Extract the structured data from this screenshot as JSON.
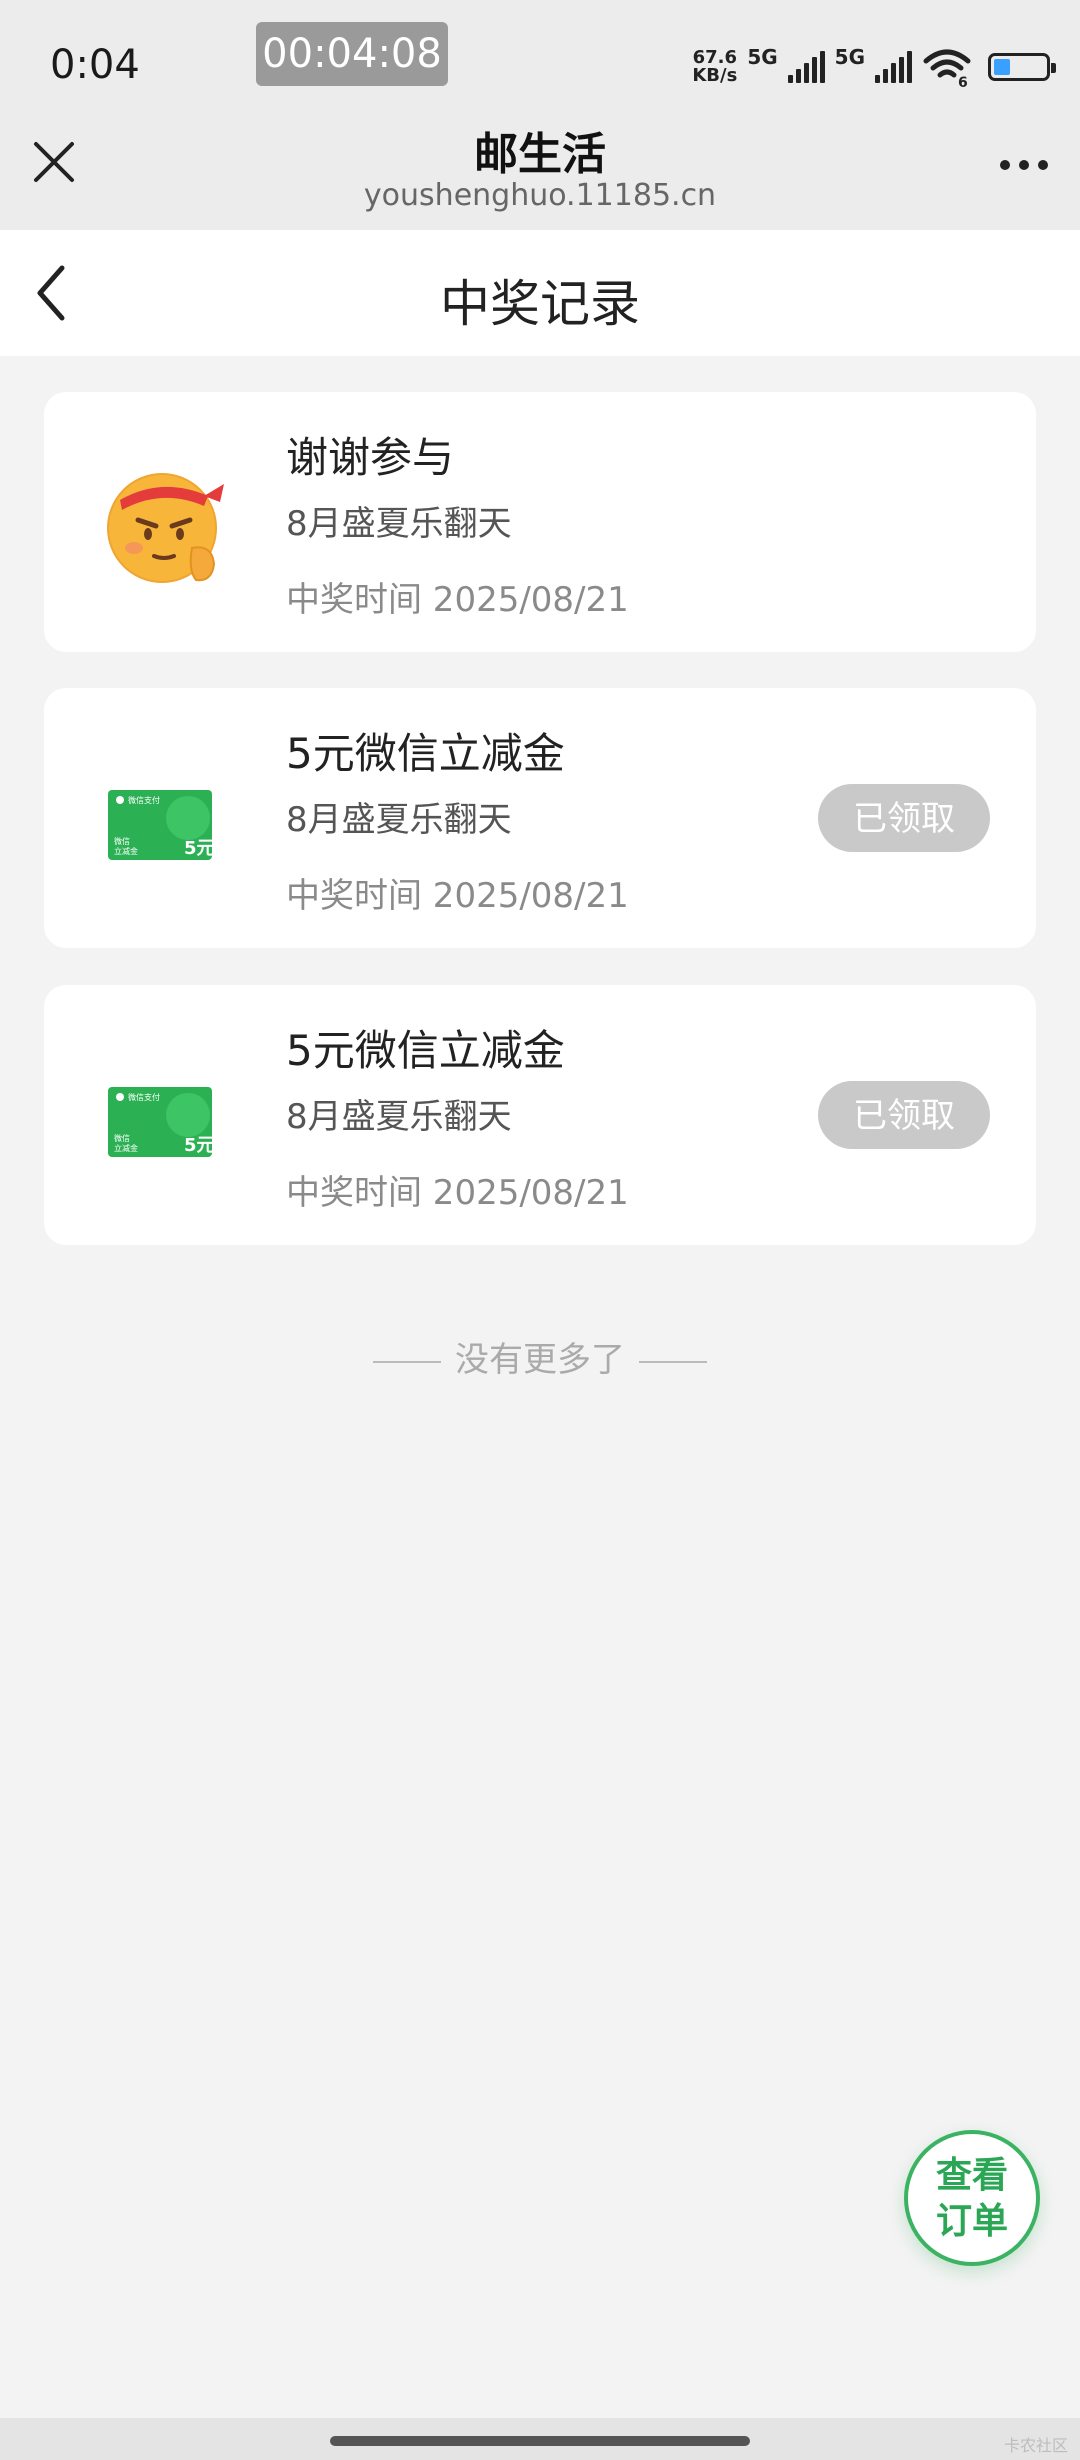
{
  "status_bar": {
    "time": "0:04",
    "recording_timer": "00:04:08",
    "net_speed_value": "67.6",
    "net_speed_unit": "KB/s",
    "network_1": "5G",
    "network_2": "5G",
    "wifi_label": "6",
    "battery_level": 0.4
  },
  "browser": {
    "title": "邮生活",
    "url": "youshenghuo.11185.cn"
  },
  "page": {
    "title": "中奖记录"
  },
  "records": [
    {
      "name": "谢谢参与",
      "activity": "8月盛夏乐翻天",
      "time": "中奖时间 2025/08/21",
      "icon": "smirk-emoji-icon",
      "button": ""
    },
    {
      "name": "5元微信立减金",
      "activity": "8月盛夏乐翻天",
      "time": "中奖时间 2025/08/21",
      "icon": "wechat-pay-card-icon",
      "button": "已领取"
    },
    {
      "name": "5元微信立减金",
      "activity": "8月盛夏乐翻天",
      "time": "中奖时间 2025/08/21",
      "icon": "wechat-pay-card-icon",
      "button": "已领取"
    }
  ],
  "coupon_card": {
    "brand": "微信支付",
    "label": "微信\n立减金",
    "amount": "5元"
  },
  "no_more": "没有更多了",
  "fab": {
    "line1": "查看",
    "line2": "订单"
  },
  "watermark": "卡农社区",
  "colors": {
    "accent_green": "#3bb363",
    "button_gray": "#c9c9c9",
    "page_bg": "#f3f3f3"
  }
}
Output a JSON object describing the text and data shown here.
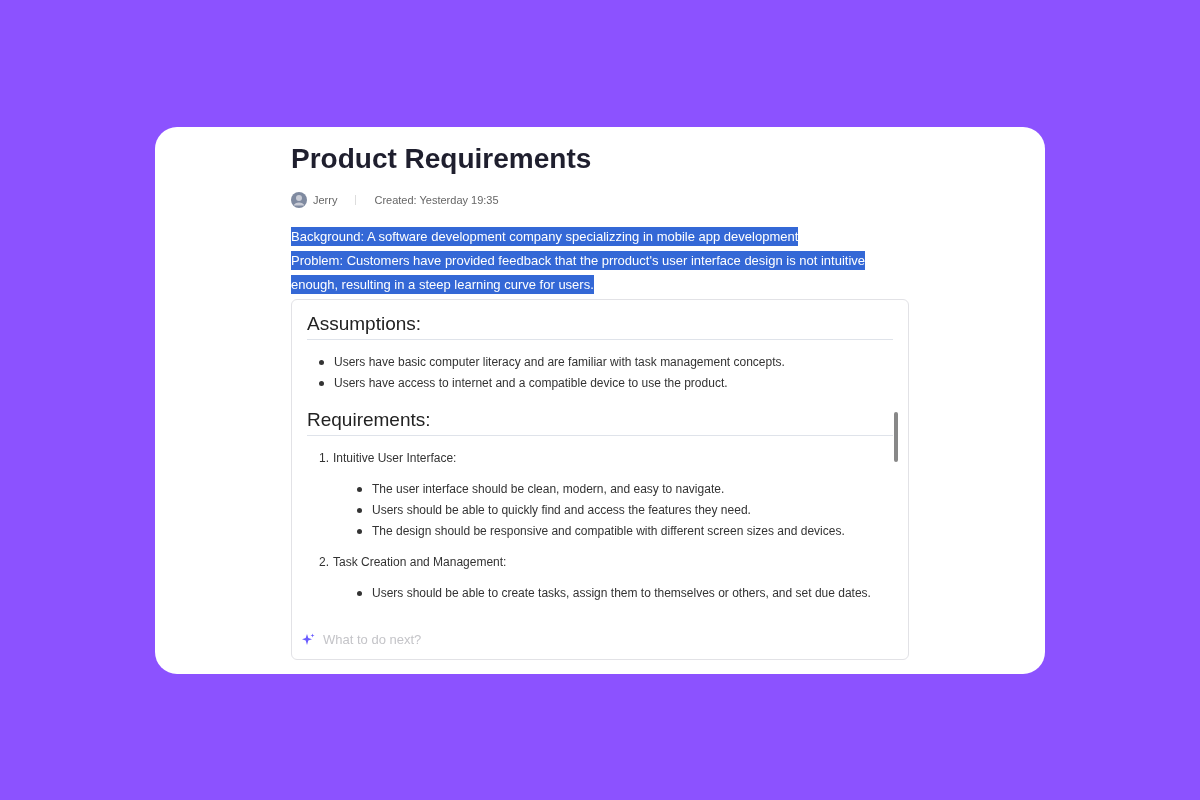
{
  "document": {
    "title": "Product Requirements",
    "author": "Jerry",
    "created": "Created: Yesterday 19:35",
    "selected_paragraphs": [
      {
        "text": "Background: A software development company specializzing in mobile app development",
        "selected": true
      },
      {
        "text": "Problem: Customers have provided feedback that the prroduct's user interface design is not intuitive enough, resulting in a steep learning curve for users.",
        "selected": true
      }
    ]
  },
  "panel": {
    "sections": [
      {
        "heading": "Assumptions:",
        "items": [
          {
            "kind": "bullet",
            "text": "Users have basic computer literacy and are familiar with task management concepts."
          },
          {
            "kind": "bullet",
            "text": "Users have access to internet and a compatible device to use the product."
          }
        ]
      },
      {
        "heading": "Requirements:",
        "items": [
          {
            "kind": "numbered",
            "number": "1.",
            "text": "Intuitive User Interface:",
            "children": [
              {
                "text": "The user interface should be clean, modern, and easy to navigate."
              },
              {
                "text": "Users should be able to quickly find and access the features they need."
              },
              {
                "text": "The design should be responsive and compatible with different screen sizes and devices."
              }
            ]
          },
          {
            "kind": "numbered",
            "number": "2.",
            "text": "Task Creation and Management:",
            "children": [
              {
                "text": "Users should be able to create tasks, assign them to themselves or others, and set due dates."
              }
            ]
          }
        ]
      }
    ],
    "prompt": {
      "placeholder": "What to do next?"
    }
  }
}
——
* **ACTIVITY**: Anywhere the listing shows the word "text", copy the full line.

* **TASK RESULT**:
Output a JSON object describing the text and data shown here.
        "text": "Background: A software development company specializzing in mobile app development",
        "text": "Problem: Customers have provided feedback that the prroduct's user interface design is not intuitive enough, resulting in a steep learning curve for users.",
            "text": "Users have basic computer literacy and are familiar with task management concepts."
            "text": "Users have access to internet and a compatible device to use the product."
            "text": "Intuitive User Interface:",
                "text": "The user interface should be clean, modern, and easy to navigate."
                "text": "Users should be able to quickly find and access the features they need."
                "text": "The design should be responsive and compatible with different screen sizes and devices."
            "text": "Task Creation and Management:",
                "text": "Users should be able to create tasks, assign them to themselves or others, and set due dates."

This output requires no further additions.